17 November 2010 Advances in high-energy solid-state 2-micron laser transmitter development for ground and airborne wind and CO2 measurements
Author Affiliations +
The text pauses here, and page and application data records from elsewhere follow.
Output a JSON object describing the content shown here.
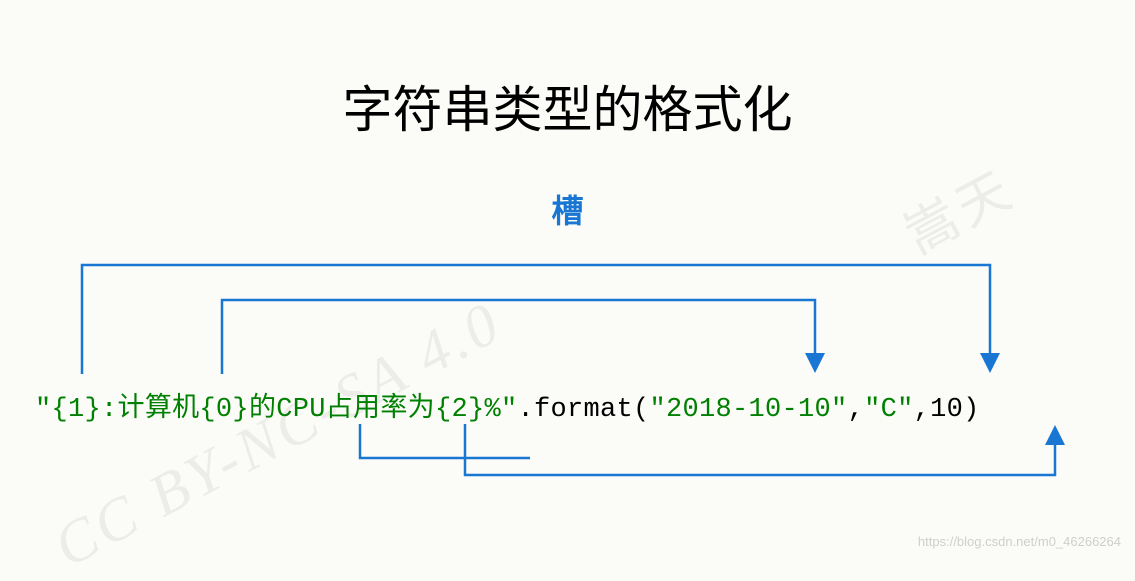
{
  "title": "字符串类型的格式化",
  "slot_label": "槽",
  "code": {
    "seg1": "\"{1}",
    "seg2": ":计算机",
    "seg3": "{0}",
    "seg4": "的CPU占用率为",
    "seg5": "{2}",
    "seg6": "%\"",
    "method": ".format(",
    "arg1": "\"2018-10-10\"",
    "comma1": ",",
    "arg2": "\"C\"",
    "comma2": ",",
    "arg3": "10",
    "close": ")"
  },
  "watermark": {
    "license": "CC BY-NC-SA 4.0",
    "author": "嵩天",
    "url": "https://blog.csdn.net/m0_46266264"
  },
  "arrows": {
    "comment": "Three bracket-arrows connecting slots {0},{1},{2} to format args; one open bracket from {2} down to arg3",
    "stroke": "#1976d2"
  }
}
Sustained research efforts at NASA Langley Research Center (LaRC) during last fifteen years have resulted in a significant advancement in 2-micron diode-pumped, solid-state laser transmitter for wind and carbon dioxide measurement from ground, air and space-borne platform. Solid-state 2-micron laser is a key subsystem for a coherent Doppler lidar that measures the horizontal and vertical wind velocities with high precision and resolution. The same laser, after a few modifications, can also be used in a Differential Absorption Lidar (DIAL) system for measuring atmospheric CO2 concentration profiles. Researchers at NASA Langley Research Center have developed a compact, flight capable, high energy, injection seeded, 2-micron laser transmitter for ground and airborne wind and carbon dioxide measurements. It is capable of producing 250 mJ at 10 Hz by an oscillator and one amplifier. This compact laser transmitter was integrated into a mobile trailer based coherent Doppler wind and CO2 DIAL system and was deployed during field measurement campaigns. This paper will give an overview of 2- micron solid-state laser technology development and discuss results from recent ground-based field measurements.
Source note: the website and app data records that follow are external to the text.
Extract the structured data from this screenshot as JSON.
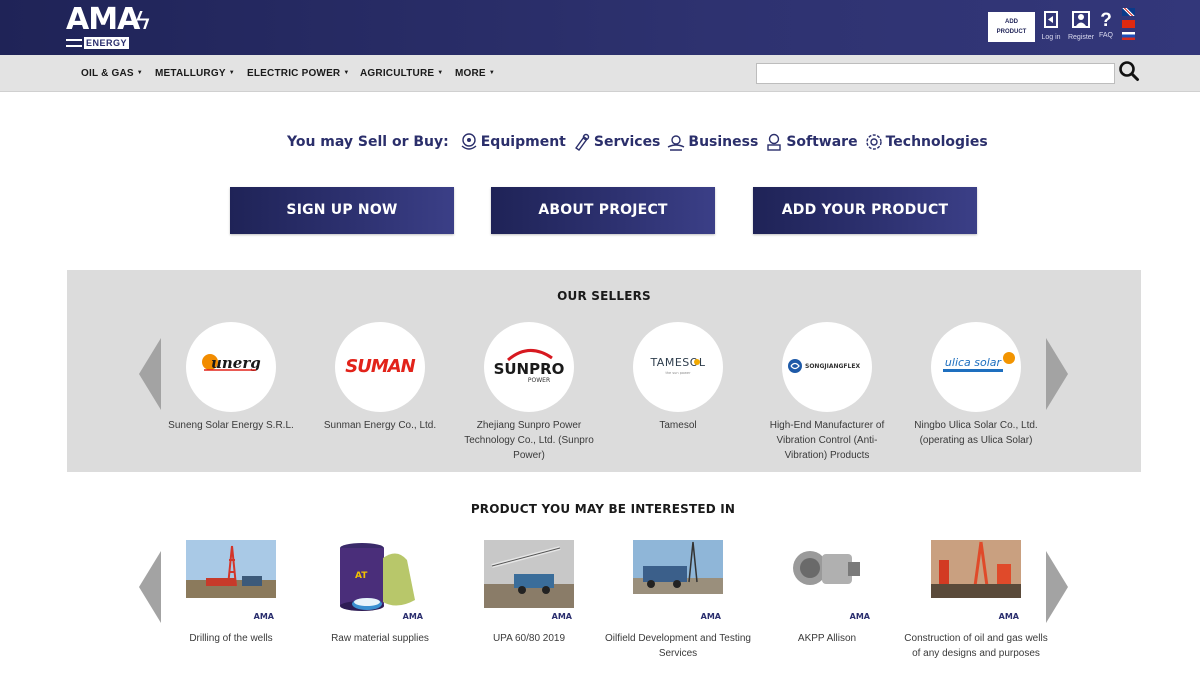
{
  "header": {
    "logo_text": "AMA",
    "logo_sub": "ENERGY",
    "add_product_line1": "ADD",
    "add_product_line2": "PRODUCT",
    "login_label": "Log in",
    "register_label": "Register",
    "faq_label": "FAQ",
    "languages": [
      "en",
      "cn",
      "ru"
    ]
  },
  "nav": {
    "items": [
      "OIL & GAS",
      "METALLURGY",
      "ELECTRIC POWER",
      "AGRICULTURE",
      "MORE"
    ],
    "search_placeholder": ""
  },
  "tagline": {
    "lead": "You may Sell or Buy:",
    "categories": [
      {
        "label": "Equipment",
        "icon": "equipment-icon"
      },
      {
        "label": "Services",
        "icon": "services-icon"
      },
      {
        "label": "Business",
        "icon": "business-icon"
      },
      {
        "label": "Software",
        "icon": "software-icon"
      },
      {
        "label": "Technologies",
        "icon": "technologies-icon"
      }
    ]
  },
  "cta": {
    "signup": "SIGN UP NOW",
    "about": "ABOUT PROJECT",
    "add_product": "ADD YOUR PRODUCT"
  },
  "sellers": {
    "title": "OUR SELLERS",
    "items": [
      {
        "name": "Suneng Solar Energy S.R.L.",
        "logo_text": "Sunerg",
        "logo_color": "#1a1a1a",
        "accent": "#f28c00"
      },
      {
        "name": "Sunman Energy Co., Ltd.",
        "logo_text": "SUMAN",
        "logo_color": "#e2231a",
        "accent": "#e2231a"
      },
      {
        "name": "Zhejiang Sunpro Power Technology Co., Ltd. (Sunpro Power)",
        "logo_text": "SUNPRO",
        "logo_sub": "POWER",
        "logo_color": "#1a1a1a",
        "accent": "#d71920"
      },
      {
        "name": "Tamesol",
        "logo_text": "TAMESOL",
        "logo_color": "#2f3e4d",
        "accent": "#f2a900"
      },
      {
        "name": "High-End Manufacturer of Vibration Control (Anti-Vibration) Products",
        "logo_text": "SONGJIANGFLEX",
        "logo_color": "#333333",
        "accent": "#1e5aa8"
      },
      {
        "name": "Ningbo Ulica Solar Co., Ltd. (operating as Ulica Solar)",
        "logo_text": "ulica solar",
        "logo_color": "#1e6fbf",
        "accent": "#f29400"
      }
    ]
  },
  "products": {
    "title": "PRODUCT YOU MAY BE INTERESTED IN",
    "badge": "AMA",
    "items": [
      {
        "name": "Drilling of the wells"
      },
      {
        "name": "Raw material supplies"
      },
      {
        "name": "UPA 60/80 2019"
      },
      {
        "name": "Oilfield Development and Testing Services"
      },
      {
        "name": "AKPP Allison"
      },
      {
        "name": "Construction of oil and gas wells of any designs and purposes"
      }
    ]
  },
  "colors": {
    "brand_navy": "#2b2f6b",
    "header_bg": "#2e3270",
    "nav_bg": "#e3e3e3",
    "panel_bg": "#dcdcdc",
    "arrow": "#a3a3a3"
  }
}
© (2010) COPYRIGHT Society of Photo-Optical Instrumentation Engineers (SPIE). Downloading of the abstract is permitted for personal use only.
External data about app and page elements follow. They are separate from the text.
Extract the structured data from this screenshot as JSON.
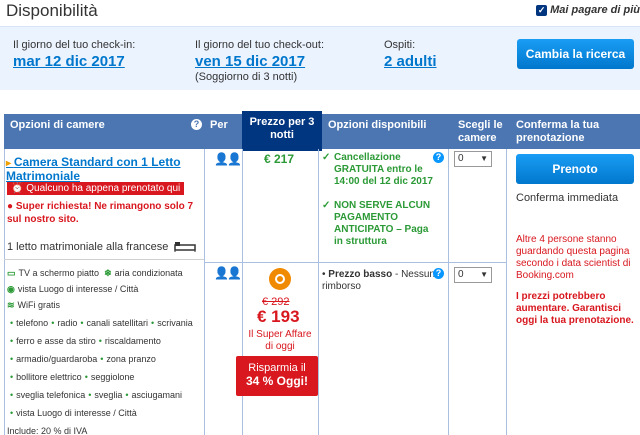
{
  "header": {
    "title": "Disponibilità",
    "guarantee": "Mai pagare di più"
  },
  "dates": {
    "checkin_label": "Il giorno del tuo check-in:",
    "checkin_value": "mar 12 dic 2017",
    "checkout_label": "Il giorno del tuo check-out:",
    "checkout_value": "ven 15 dic 2017",
    "stay_note": "(Soggiorno di 3 notti)",
    "guests_label": "Ospiti:",
    "guests_value": "2 adulti",
    "change_button": "Cambia la ricerca"
  },
  "table": {
    "headers": {
      "rooms": "Opzioni di camere",
      "per": "Per",
      "price": "Prezzo per 3 notti",
      "options": "Opzioni disponibili",
      "choose": "Scegli le camere",
      "confirm": "Conferma la tua prenotazione"
    },
    "room": {
      "name": "Camera Standard con 1 Letto Matrimoniale",
      "booked_badge": "Qualcuno ha appena prenotato qui",
      "high_demand": "Super richiesta! Ne rimangono solo 7 sul nostro sito.",
      "bed": "1 letto matrimoniale alla francese",
      "facilities_featured": [
        "TV a schermo piatto",
        "aria condizionata",
        "vista Luogo di interesse / Città",
        "WiFi gratis"
      ],
      "facilities": [
        [
          "telefono",
          "radio",
          "canali satellitari",
          "scrivania"
        ],
        [
          "ferro e asse da stiro",
          "riscaldamento"
        ],
        [
          "armadio/guardaroba",
          "zona pranzo"
        ],
        [
          "bollitore elettrico",
          "seggiolone"
        ],
        [
          "sveglia telefonica",
          "sveglia",
          "asciugamani"
        ],
        [
          "vista Luogo di interesse / Città"
        ]
      ],
      "include": "Include: 20 % di IVA"
    },
    "offer1": {
      "price": "€ 217",
      "options": [
        "Cancellazione GRATUITA entro le 14:00 del 12 dic 2017",
        "NON SERVE ALCUN PAGAMENTO ANTICIPATO – Paga in struttura"
      ],
      "qty": "0"
    },
    "offer2": {
      "old_price": "€ 292",
      "new_price": "€ 193",
      "deal_text": "Il Super Affare di oggi",
      "save_line1": "Risparmia il",
      "save_line2": "34 % Oggi!",
      "option_bold": "Prezzo basso",
      "option_rest": " - Nessun rimborso",
      "qty": "0"
    },
    "booking": {
      "book_button": "Prenoto",
      "confirm_text": "Conferma immediata",
      "urgency": "Altre 4 persone stanno guardando questa pagina secondo i data scientist di Booking.com",
      "price_warning": "I prezzi potrebbero aumentare. Garantisci oggi la tua prenotazione."
    }
  }
}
Upendra N. Singh, Upendra N. Singh, Jirong Yu, Jirong Yu, Mulugeta Petros, Mulugeta Petros, Songsheng Chen, Songsheng Chen, Michael J. Kavaya, Michael J. Kavaya, Bo Trieu, Bo Trieu, Yingxin Bai, Yingxin Bai, Paul Petzar, Paul Petzar, Edward A. Modlin, Edward A. Modlin, Grady Koch, Grady Koch, Jeffrey Beyon, Jeffrey Beyon, } "Advances in high-energy solid-state 2-micron laser transmitter development for ground and airborne wind and CO2 measurements", Proc. SPIE 7832, Lidar Technologies, Techniques, and Measurements for Atmospheric Remote Sensing VI, 783202 (17 November 2010); doi: 10.1117/12.865853; https://doi.org/10.1117/12.865853

Back to Top